ACTIVITY
From the records below, pull each line that has "Gradient".

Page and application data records
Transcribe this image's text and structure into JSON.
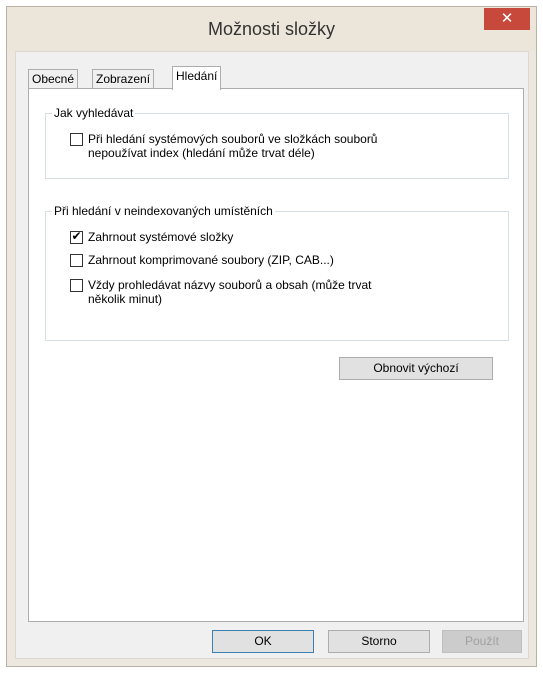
{
  "window": {
    "title": "Možnosti složky",
    "close_glyph": "✕"
  },
  "tabs": [
    {
      "label": "Obecné",
      "active": false
    },
    {
      "label": "Zobrazení",
      "active": false
    },
    {
      "label": "Hledání",
      "active": true
    }
  ],
  "groups": {
    "search_how": {
      "legend": "Jak vyhledávat",
      "options": [
        {
          "label_line1": "Při hledání systémových souborů ve složkách souborů",
          "label_line2": "nepoužívat index (hledání může trvat déle)",
          "checked": false
        }
      ]
    },
    "non_indexed": {
      "legend": "Při hledání v neindexovaných umístěních",
      "options": [
        {
          "label_line1": "Zahrnout systémové složky",
          "label_line2": "",
          "checked": true
        },
        {
          "label_line1": "Zahrnout komprimované soubory (ZIP, CAB...)",
          "label_line2": "",
          "checked": false
        },
        {
          "label_line1": "Vždy prohledávat názvy souborů a obsah (může trvat",
          "label_line2": "několik minut)",
          "checked": false
        }
      ]
    }
  },
  "buttons": {
    "restore_defaults": "Obnovit výchozí",
    "ok": "OK",
    "cancel": "Storno",
    "apply": "Použít"
  },
  "check_glyph": "✔",
  "colors": {
    "close_button": "#c7493b",
    "window_frame": "#ede8df",
    "default_button_border": "#3c7fb1"
  }
}
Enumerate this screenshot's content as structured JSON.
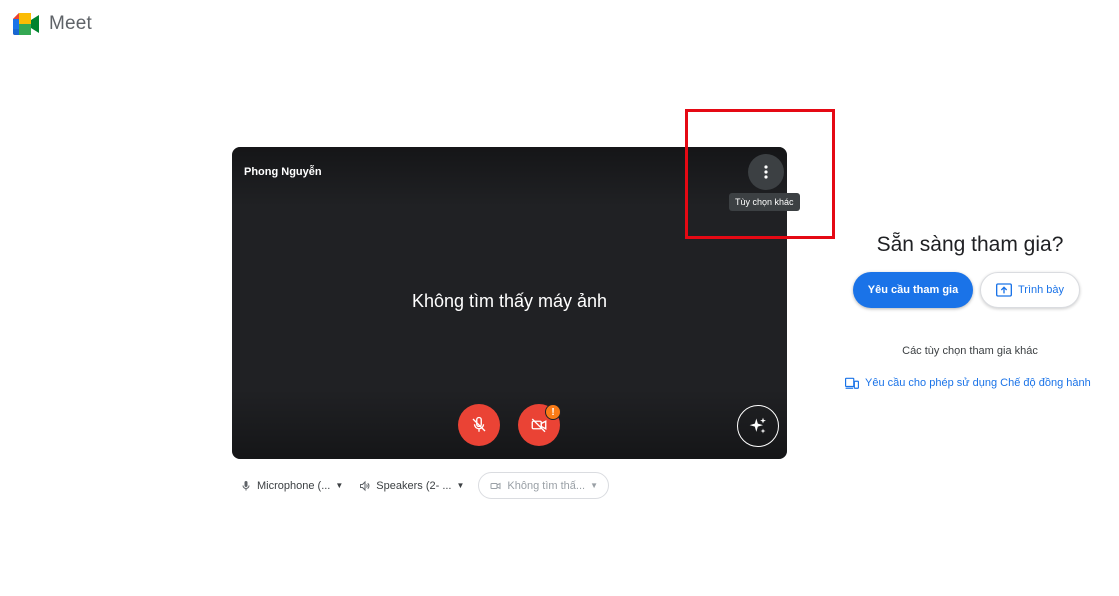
{
  "app": {
    "name": "Meet"
  },
  "preview": {
    "participant_name": "Phong Nguyễn",
    "no_camera_message": "Không tìm thấy máy ảnh",
    "more_options_tooltip": "Tùy chọn khác",
    "camera_warning_badge": "!"
  },
  "devices": {
    "microphone": "Microphone (...",
    "speakers": "Speakers (2- ...",
    "camera": "Không tìm thấ..."
  },
  "join_panel": {
    "title": "Sẵn sàng tham gia?",
    "join_button": "Yêu cầu tham gia",
    "present_button": "Trình bày",
    "other_options": "Các tùy chọn tham gia khác",
    "companion_link": "Yêu cầu cho phép sử dụng Chế độ đồng hành"
  },
  "colors": {
    "accent": "#1a73e8",
    "danger": "#ea4335",
    "warning": "#fa7b17",
    "highlight": "#e50914"
  }
}
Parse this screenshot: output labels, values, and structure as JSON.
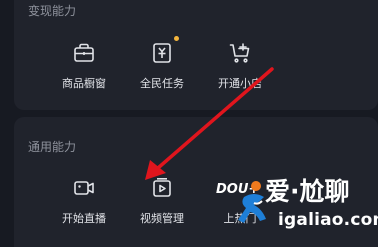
{
  "monetization": {
    "title": "变现能力",
    "items": [
      {
        "label": "商品橱窗",
        "icon": "shop-window-icon"
      },
      {
        "label": "全民任务",
        "icon": "task-icon"
      },
      {
        "label": "开通小店",
        "icon": "cart-plus-icon"
      }
    ]
  },
  "common": {
    "title": "通用能力",
    "items": [
      {
        "label": "开始直播",
        "icon": "live-camera-icon"
      },
      {
        "label": "视频管理",
        "icon": "video-manage-icon"
      },
      {
        "label": "上热门",
        "icon": "hot-icon"
      }
    ]
  },
  "watermark": {
    "left_text": "DOU+",
    "main_text": "爱·尬聊",
    "url": "igaliao.com"
  },
  "colors": {
    "background": "#171a22",
    "card": "#20232c",
    "arrow": "#e0151d",
    "badge_dot": "#f4b53d"
  }
}
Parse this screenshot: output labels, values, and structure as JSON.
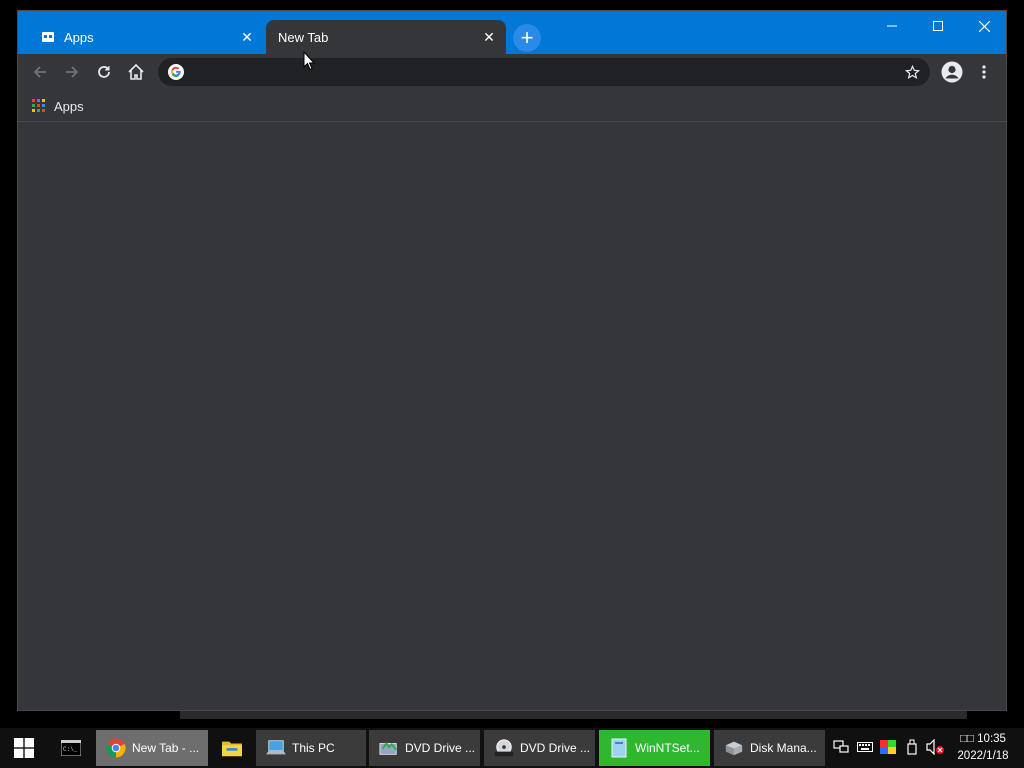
{
  "browser": {
    "tabs": [
      {
        "title": "Apps",
        "icon": "apps-page-icon",
        "active": false
      },
      {
        "title": "New Tab",
        "icon": "none",
        "active": true
      }
    ],
    "window_controls": {
      "minimize": "—",
      "maximize": "☐",
      "close": "✕"
    },
    "toolbar": {
      "back_icon": "arrow-left-icon",
      "forward_icon": "arrow-right-icon",
      "reload_icon": "reload-icon",
      "home_icon": "home-icon",
      "omnibox_value": "",
      "omnibox_icon": "google-icon",
      "bookmark_icon": "star-icon",
      "profile_icon": "account-icon",
      "menu_icon": "kebab-menu-icon"
    },
    "bookmarks_bar": {
      "items": [
        {
          "label": "Apps",
          "icon": "apps-grid-icon"
        }
      ]
    },
    "colors": {
      "titlebar": "#0078d7",
      "frame": "#35363a",
      "omnibox": "#202124"
    }
  },
  "taskbar": {
    "apps": [
      {
        "label": "",
        "icon": "cmd-icon"
      },
      {
        "label": "New Tab - ...",
        "icon": "chrome-icon"
      },
      {
        "label": "",
        "icon": "file-explorer-icon"
      },
      {
        "label": "This PC",
        "icon": "this-pc-icon"
      },
      {
        "label": "DVD Drive ...",
        "icon": "dvd-drive-icon"
      },
      {
        "label": "DVD Drive ...",
        "icon": "dvd-rom-icon"
      },
      {
        "label": "WinNTSet...",
        "icon": "winntsetup-icon"
      },
      {
        "label": "Disk Mana...",
        "icon": "disk-management-icon"
      }
    ],
    "clock": {
      "time": "□□ 10:35",
      "date": "2022/1/18"
    }
  }
}
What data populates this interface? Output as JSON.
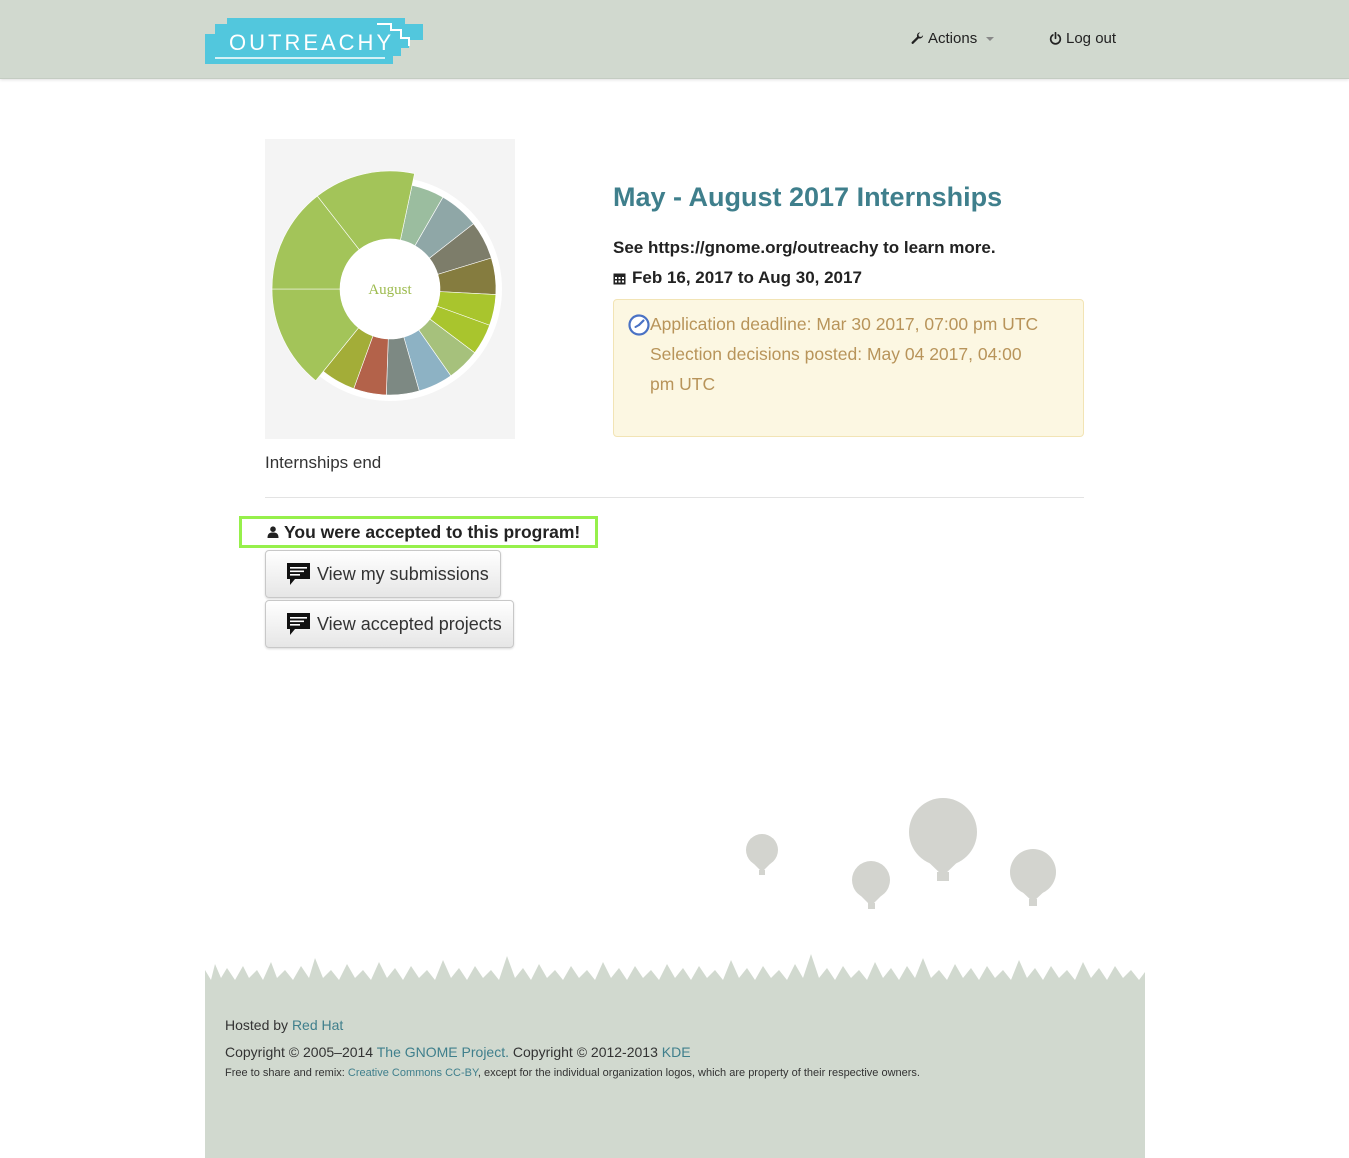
{
  "nav": {
    "logo_text": "OUTREACHY",
    "actions_label": "Actions",
    "logout_label": "Log out"
  },
  "wheel": {
    "center_label": "August",
    "caption": "Internships end"
  },
  "round": {
    "title": "May - August 2017 Internships",
    "learn_more": "See https://gnome.org/outreachy to learn more.",
    "dates": "Feb 16, 2017 to Aug 30, 2017",
    "deadline_line": "Application deadline: Mar 30 2017, 07:00 pm UTC",
    "decisions_line": "Selection decisions posted: May 04 2017, 04:00 pm UTC"
  },
  "status": {
    "accepted_text": "You were accepted to this program!"
  },
  "buttons": {
    "submissions_label": "View my submissions",
    "projects_label": "View accepted projects"
  },
  "footer": {
    "hosted_prefix": "Hosted by",
    "hosted_link": "Red Hat",
    "copyright_prefix": "Copyright © 2005–2014",
    "gnome_link": "The GNOME Project.",
    "copyright_mid": "Copyright © 2012-2013",
    "kde_link": "KDE",
    "license_prefix": "Free to share and remix:",
    "license_link": "Creative Commons CC-BY",
    "license_suffix": ", except for the individual organization logos, which are property of their respective owners."
  },
  "colors": {
    "navbar": "#d1d9cf",
    "accent": "#3f7f8c",
    "alert_bg": "#fcf7e2",
    "alert_text": "#b8945a",
    "highlight": "#96f04b"
  },
  "icons": [
    "wrench-icon",
    "power-icon",
    "calendar-icon",
    "clock-icon",
    "person-icon",
    "chat-icon"
  ]
}
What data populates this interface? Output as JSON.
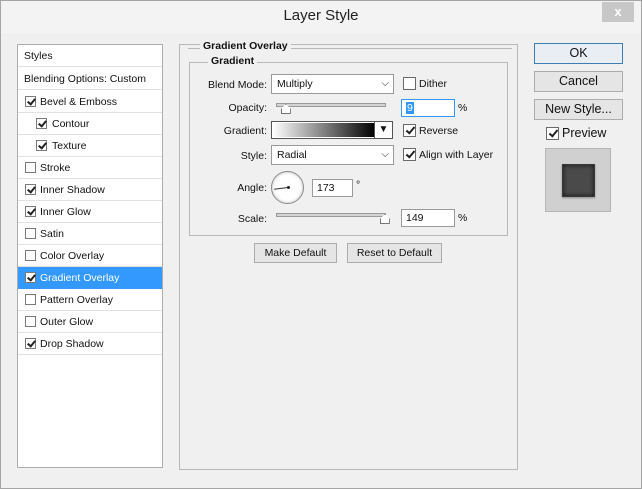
{
  "window": {
    "title": "Layer Style",
    "close_glyph": "x"
  },
  "styles_list": {
    "header": "Styles",
    "blending": "Blending Options: Custom",
    "items": [
      {
        "label": "Bevel & Emboss",
        "checked": true
      },
      {
        "label": "Contour",
        "checked": true
      },
      {
        "label": "Texture",
        "checked": true
      },
      {
        "label": "Stroke",
        "checked": false
      },
      {
        "label": "Inner Shadow",
        "checked": true
      },
      {
        "label": "Inner Glow",
        "checked": true
      },
      {
        "label": "Satin",
        "checked": false
      },
      {
        "label": "Color Overlay",
        "checked": false
      },
      {
        "label": "Gradient Overlay",
        "checked": true
      },
      {
        "label": "Pattern Overlay",
        "checked": false
      },
      {
        "label": "Outer Glow",
        "checked": false
      },
      {
        "label": "Drop Shadow",
        "checked": true
      }
    ]
  },
  "panel": {
    "group_title": "Gradient Overlay",
    "sub_title": "Gradient",
    "blend_mode_label": "Blend Mode:",
    "blend_mode_value": "Multiply",
    "dither_label": "Dither",
    "opacity_label": "Opacity:",
    "opacity_value": "9",
    "percent": "%",
    "gradient_label": "Gradient:",
    "reverse_label": "Reverse",
    "style_label": "Style:",
    "style_value": "Radial",
    "align_label": "Align with Layer",
    "angle_label": "Angle:",
    "angle_value": "173",
    "degree": "°",
    "scale_label": "Scale:",
    "scale_value": "149",
    "make_default": "Make Default",
    "reset_default": "Reset to Default",
    "dither_checked": false,
    "reverse_checked": true,
    "align_checked": true,
    "opacity_fraction": 0.09,
    "scale_fraction": 0.99
  },
  "right": {
    "ok": "OK",
    "cancel": "Cancel",
    "new_style": "New Style...",
    "preview_label": "Preview",
    "preview_checked": true
  },
  "colors": {
    "selection": "#3399ff"
  }
}
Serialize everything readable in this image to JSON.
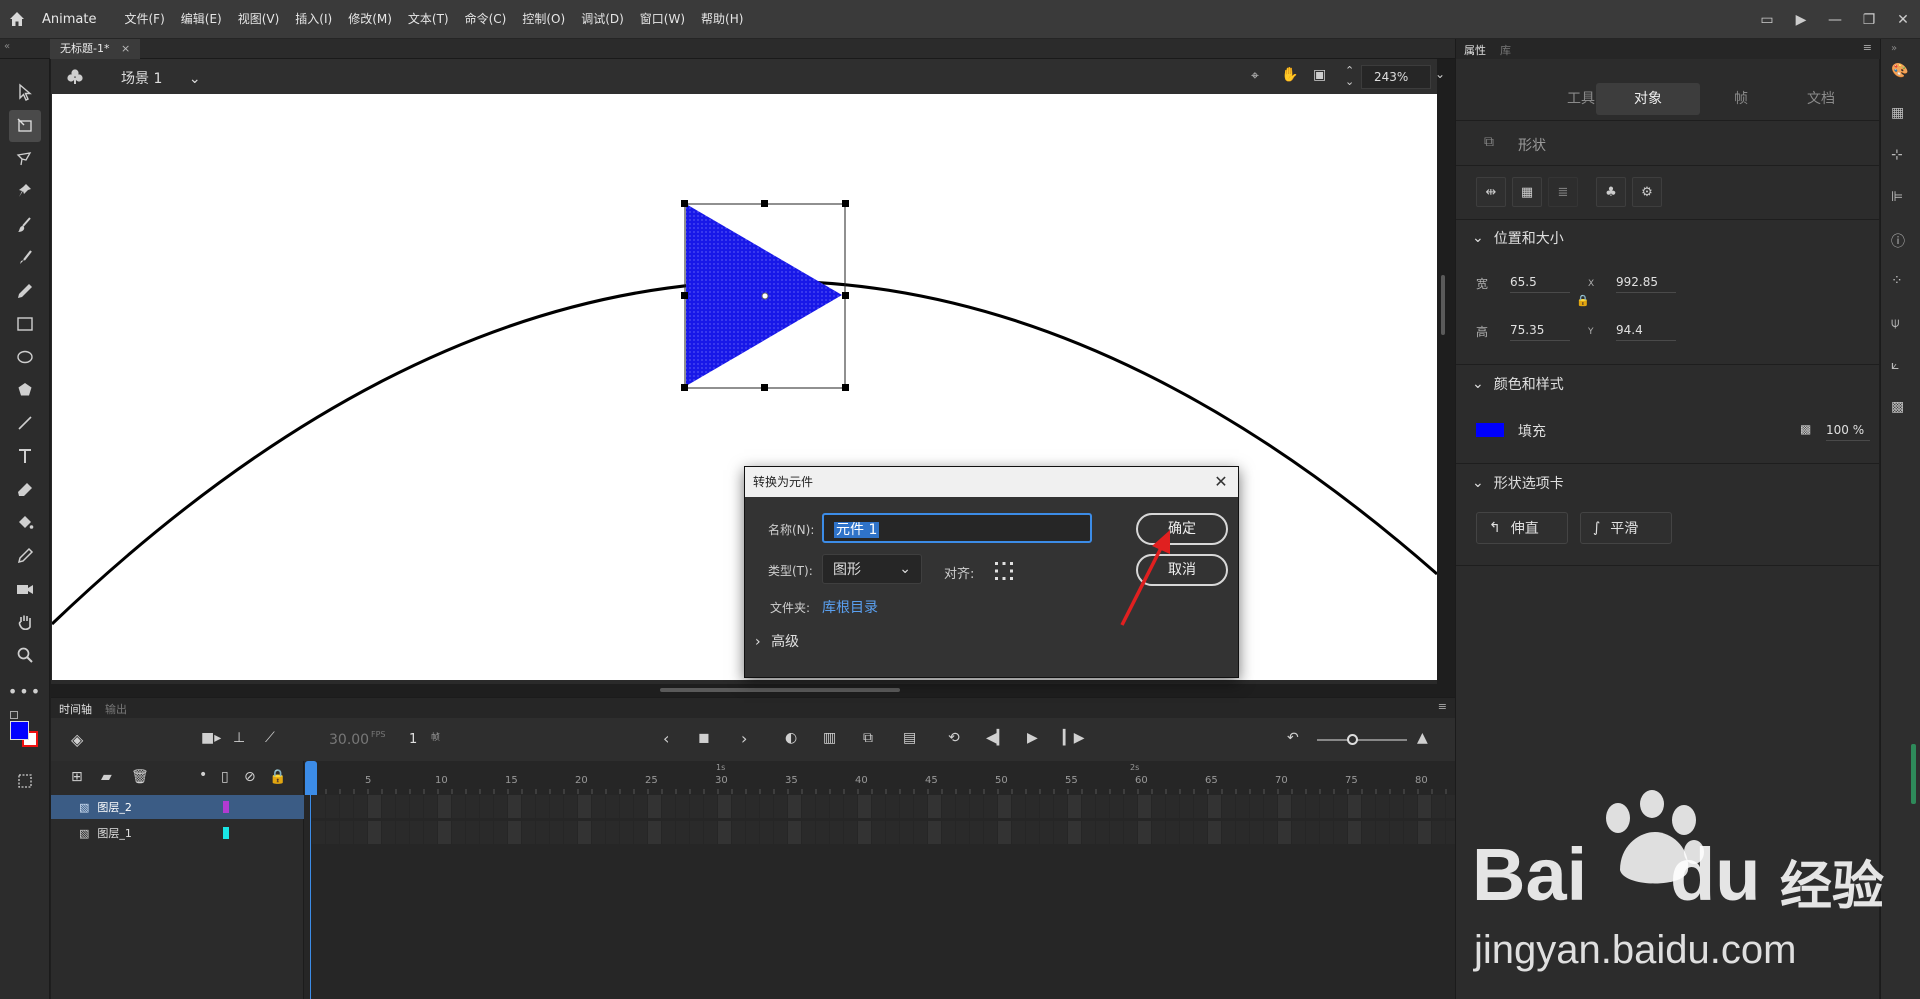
{
  "menubar": {
    "app_name": "Animate",
    "items": [
      "文件(F)",
      "编辑(E)",
      "视图(V)",
      "插入(I)",
      "修改(M)",
      "文本(T)",
      "命令(C)",
      "控制(O)",
      "调试(D)",
      "窗口(W)",
      "帮助(H)"
    ]
  },
  "document": {
    "tab_label": "无标题-1*",
    "scene_label": "场景 1",
    "zoom": "243%"
  },
  "dialog": {
    "title": "转换为元件",
    "name_label": "名称(N):",
    "name_value": "元件 1",
    "type_label": "类型(T):",
    "type_value": "图形",
    "align_label": "对齐:",
    "folder_label": "文件夹:",
    "folder_value": "库根目录",
    "advanced_label": "高级",
    "ok_label": "确定",
    "cancel_label": "取消"
  },
  "timeline": {
    "tab_timeline": "时间轴",
    "tab_output": "输出",
    "fps": "30.00",
    "fps_unit": "FPS",
    "current_frame": "1",
    "frame_unit": "帧",
    "time_markers": [
      "1s",
      "2s"
    ],
    "frame_numbers": [
      "5",
      "10",
      "15",
      "20",
      "25",
      "30",
      "35",
      "40",
      "45",
      "50",
      "55",
      "60",
      "65",
      "70",
      "75",
      "80"
    ],
    "layers": [
      {
        "name": "图层_2",
        "color": "#b23bd1",
        "selected": true
      },
      {
        "name": "图层_1",
        "color": "#19e6e6",
        "selected": false
      }
    ]
  },
  "properties": {
    "tab_properties": "属性",
    "tab_library": "库",
    "tabs": [
      "工具",
      "对象",
      "帧",
      "文档"
    ],
    "active_tab": "对象",
    "object_type": "形状",
    "section_position": "位置和大小",
    "width_label": "宽",
    "width_value": "65.5",
    "height_label": "高",
    "height_value": "75.35",
    "x_label": "X",
    "x_value": "992.85",
    "y_label": "Y",
    "y_value": "94.4",
    "section_color": "颜色和样式",
    "fill_label": "填充",
    "fill_color": "#0000ff",
    "fill_alpha": "100 %",
    "section_shape": "形状选项卡",
    "straighten_label": "伸直",
    "smooth_label": "平滑"
  },
  "colors": {
    "accent": "#3c8ce7",
    "fill_blue": "#0000ff"
  },
  "watermark": {
    "brand": "Bai",
    "brand_suffix": "du",
    "site_cn": "经验",
    "url": "jingyan.baidu.com"
  }
}
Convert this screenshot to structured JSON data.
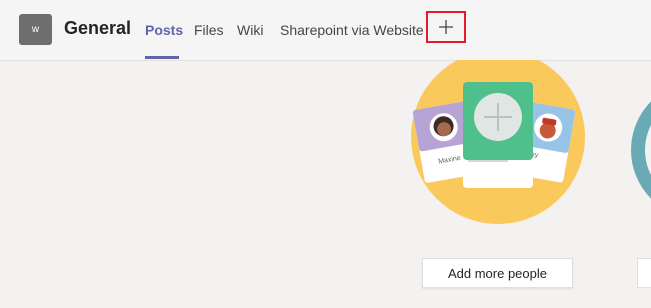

SOLUTION
        "label": "Gradient Overlay",
    "group_title": "Gradient Overlay",
    "sub_title": "Gradient",
    "gradient_label": "Gradient:",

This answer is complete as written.